§ **Requirement**: Exclude all pictures, then restate the entries below word for word.

── Data supplied ──

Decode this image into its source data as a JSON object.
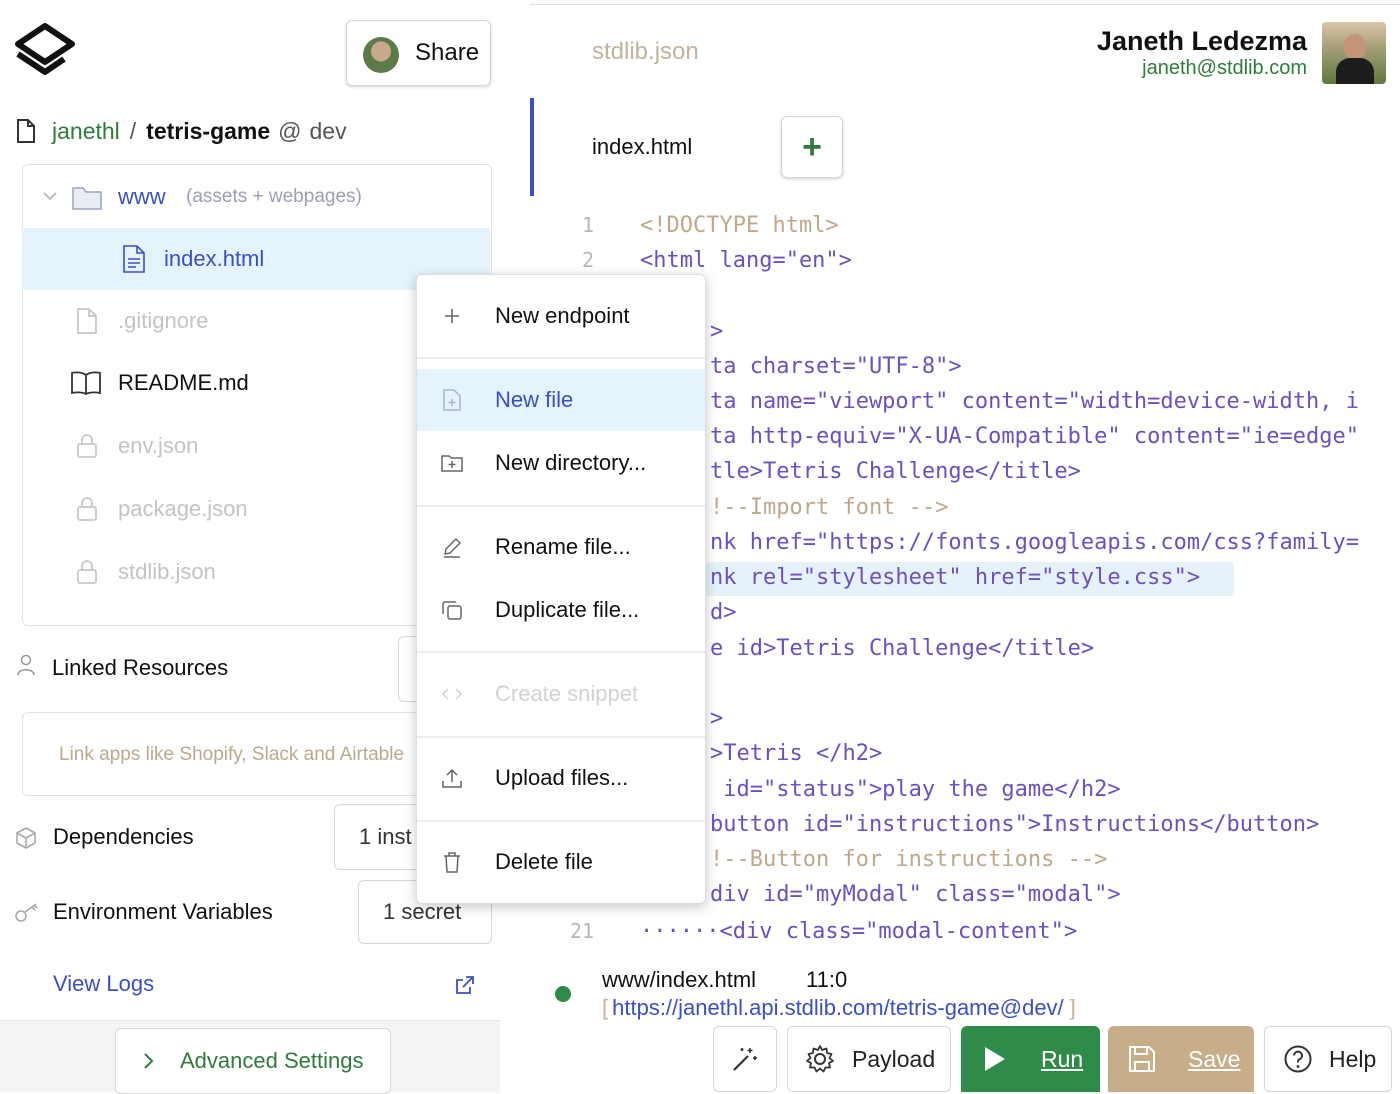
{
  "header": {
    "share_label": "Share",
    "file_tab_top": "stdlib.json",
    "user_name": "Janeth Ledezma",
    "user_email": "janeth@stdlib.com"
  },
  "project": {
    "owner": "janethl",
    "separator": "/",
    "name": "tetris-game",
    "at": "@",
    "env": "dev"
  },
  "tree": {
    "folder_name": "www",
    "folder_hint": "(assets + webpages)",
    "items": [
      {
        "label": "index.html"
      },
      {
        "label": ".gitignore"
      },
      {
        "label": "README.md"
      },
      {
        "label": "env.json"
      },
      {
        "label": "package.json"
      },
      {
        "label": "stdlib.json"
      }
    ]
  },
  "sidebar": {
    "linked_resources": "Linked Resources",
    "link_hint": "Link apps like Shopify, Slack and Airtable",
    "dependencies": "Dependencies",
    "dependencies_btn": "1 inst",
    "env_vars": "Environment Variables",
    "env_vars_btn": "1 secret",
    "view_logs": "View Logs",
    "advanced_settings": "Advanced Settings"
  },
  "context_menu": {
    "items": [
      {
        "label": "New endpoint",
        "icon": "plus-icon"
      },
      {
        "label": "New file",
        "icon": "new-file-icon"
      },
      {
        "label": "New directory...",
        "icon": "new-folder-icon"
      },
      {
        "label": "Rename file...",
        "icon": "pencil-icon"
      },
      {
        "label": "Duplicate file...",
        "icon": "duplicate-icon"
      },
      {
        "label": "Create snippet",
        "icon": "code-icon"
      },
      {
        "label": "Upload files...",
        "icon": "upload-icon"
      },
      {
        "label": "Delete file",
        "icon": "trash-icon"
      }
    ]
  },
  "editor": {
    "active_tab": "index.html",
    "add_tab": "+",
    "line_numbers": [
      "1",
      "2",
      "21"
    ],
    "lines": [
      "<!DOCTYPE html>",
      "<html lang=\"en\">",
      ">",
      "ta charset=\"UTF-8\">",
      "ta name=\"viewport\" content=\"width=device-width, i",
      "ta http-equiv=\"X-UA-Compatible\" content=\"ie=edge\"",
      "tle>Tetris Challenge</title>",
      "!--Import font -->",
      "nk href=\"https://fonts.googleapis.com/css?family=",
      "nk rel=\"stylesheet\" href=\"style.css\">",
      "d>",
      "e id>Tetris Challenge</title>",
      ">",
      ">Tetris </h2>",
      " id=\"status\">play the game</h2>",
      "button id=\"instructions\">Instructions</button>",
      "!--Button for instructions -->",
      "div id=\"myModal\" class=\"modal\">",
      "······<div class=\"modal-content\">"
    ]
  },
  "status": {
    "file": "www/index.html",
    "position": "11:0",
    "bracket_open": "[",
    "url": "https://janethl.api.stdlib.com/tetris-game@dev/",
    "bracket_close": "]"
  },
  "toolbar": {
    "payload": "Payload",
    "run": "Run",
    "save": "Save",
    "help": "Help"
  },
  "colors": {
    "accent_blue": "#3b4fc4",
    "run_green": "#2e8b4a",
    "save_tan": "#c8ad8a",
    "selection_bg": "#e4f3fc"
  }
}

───

§ **Response for this exercise**:
Decode this image into its source data as a JSON object.
{
  "header": {
    "share_label": "Share",
    "file_tab_top": "stdlib.json",
    "user_name": "Janeth Ledezma",
    "user_email": "janeth@stdlib.com"
  },
  "project": {
    "owner": "janethl",
    "separator": "/",
    "name": "tetris-game",
    "at": "@",
    "env": "dev"
  },
  "tree": {
    "folder_name": "www",
    "folder_hint": "(assets + webpages)",
    "items": [
      {
        "label": "index.html"
      },
      {
        "label": ".gitignore"
      },
      {
        "label": "README.md"
      },
      {
        "label": "env.json"
      },
      {
        "label": "package.json"
      },
      {
        "label": "stdlib.json"
      }
    ]
  },
  "sidebar": {
    "linked_resources": "Linked Resources",
    "link_hint": "Link apps like Shopify, Slack and Airtable",
    "dependencies": "Dependencies",
    "dependencies_btn": "1 inst",
    "env_vars": "Environment Variables",
    "env_vars_btn": "1 secret",
    "view_logs": "View Logs",
    "advanced_settings": "Advanced Settings"
  },
  "context_menu": {
    "items": [
      {
        "label": "New endpoint",
        "icon": "plus-icon"
      },
      {
        "label": "New file",
        "icon": "new-file-icon"
      },
      {
        "label": "New directory...",
        "icon": "new-folder-icon"
      },
      {
        "label": "Rename file...",
        "icon": "pencil-icon"
      },
      {
        "label": "Duplicate file...",
        "icon": "duplicate-icon"
      },
      {
        "label": "Create snippet",
        "icon": "code-icon"
      },
      {
        "label": "Upload files...",
        "icon": "upload-icon"
      },
      {
        "label": "Delete file",
        "icon": "trash-icon"
      }
    ]
  },
  "editor": {
    "active_tab": "index.html",
    "add_tab": "+",
    "line_numbers": [
      "1",
      "2",
      "21"
    ],
    "lines": [
      "<!DOCTYPE html>",
      "<html lang=\"en\">",
      ">",
      "ta charset=\"UTF-8\">",
      "ta name=\"viewport\" content=\"width=device-width, i",
      "ta http-equiv=\"X-UA-Compatible\" content=\"ie=edge\"",
      "tle>Tetris Challenge</title>",
      "!--Import font -->",
      "nk href=\"https://fonts.googleapis.com/css?family=",
      "nk rel=\"stylesheet\" href=\"style.css\">",
      "d>",
      "e id>Tetris Challenge</title>",
      ">",
      ">Tetris </h2>",
      " id=\"status\">play the game</h2>",
      "button id=\"instructions\">Instructions</button>",
      "!--Button for instructions -->",
      "div id=\"myModal\" class=\"modal\">",
      "······<div class=\"modal-content\">"
    ]
  },
  "status": {
    "file": "www/index.html",
    "position": "11:0",
    "bracket_open": "[",
    "url": "https://janethl.api.stdlib.com/tetris-game@dev/",
    "bracket_close": "]"
  },
  "toolbar": {
    "payload": "Payload",
    "run": "Run",
    "save": "Save",
    "help": "Help"
  },
  "colors": {
    "accent_blue": "#3b4fc4",
    "run_green": "#2e8b4a",
    "save_tan": "#c8ad8a",
    "selection_bg": "#e4f3fc"
  }
}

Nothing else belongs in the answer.